Super Cr3w Judges Scores: 89
Super Cr3w My Score: 18 (Pe.), 19 (Te.), 19 (Ch.), 18 (Cr.), 17 (Pr.) = 91
Royal Flux Judges Scores: 86.3
Royal Flux My Score: 16 (Pe.), 17 (Te.), 18 (Ch.), 18 (Cr.), 17 (Pr.) = 86
The Lab (#1) vs. Boys of Temecula (#9) [Junior]
Well, this looks on the surface like The Lab was going for an easy victory. The Boys is a massive troupe with more people on stage than any other. We didn't see their qualifiers, but they looked clean in the bits we got. The Lab took a boxing theme to the battle, and they were fierce and fearless. What a fun piece with lots of energy and cleverness throughout, as they had the boxing match happen in the dance, with a surprise winner! This group is a treat to watch, with tricks and cleanliness beyond their years, and they are so tight, too. Comparatively, the Boys were lacking something. They weren't as tight, and their choreography wasn't as ambitiuos.

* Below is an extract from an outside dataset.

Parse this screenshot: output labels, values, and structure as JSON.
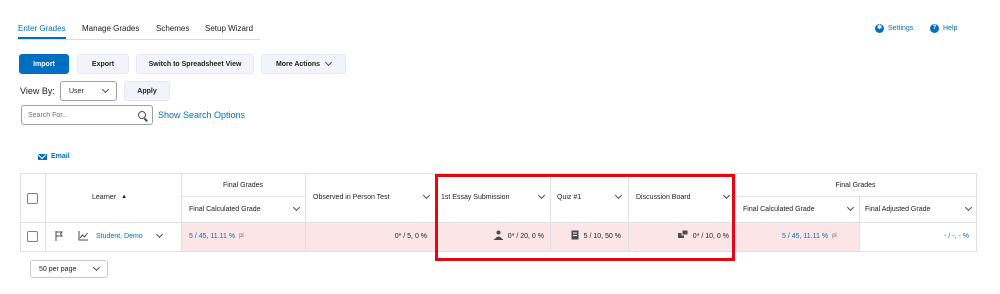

They pushed to add some street elements into their jazz style, but none of it really blew me away. They are a solid group, but not a spectacular group that I'm going to remember past tonight, honestly. Some of the visual elements didn't really work, and this time it did feel at times like there were too many of them on the stage, or that some of them were waiting in the background for their turn.
The Lab Judges Scores: 89.7
The Lab My Score: 18 (Pe.), 17 (Te.), 18 (Ch.), 18 (Cr.), 17 (Pr.) = 88
Boys of Temecula Judges Scores: 84.7
Boys of Temecula My Score: 16 (Pe.), 17 (Te.), 16 (Ch.), 17 (Cr.), 16 (Pr.) = 82
Les Twins (#1) vs. Kyle Van Newkirk (#9) [Upper]
Again, this looks easy on paper, but tap can surprise you. Tap was my area of expertise, and I can tell you from experience it's very hard to make tap look dynamic and exciting. Especially as a solo performer. He has a world champion pedigree, but outside of the tap world, he has his work cut out for him. He added a cane as a prop to add another dimension to what he does. Kyle brought it about as good as you can with tap, and the addition of the prop, well utilized, added another dynamic element. He elevated tap to song-and-dance (minus the song) like Fred Astaire or Dick Van Dyke even. Les Twins did it again with amazing synchronicity and technique, and then they called Kyle out in the closing moments in a jaw-dropping moment. What did we just watch? They were better even than the first time, even without the emotional elements they'd added. They are two bodies with one mind. Their isolations individually are amazing, but together they are a work of art. Unbelievable performance.
Kyle Van Newkirk Judges Scores: 86
Kyle Van Newkirk My Score: 18 (Pe.), 20 (Te.), 19 (Ch.), 18 (Cr.), 18 (Pr.) = 93
Les Twins Judges Scores: 92
Les Twins My Score: 18 (Pe.), 19 (Te.), 19 (Ch.), 20 (Cr.), 19 (Pr.) = 95
“World of Dance” airs Tuesdays at 10 p.m. ET on NBC.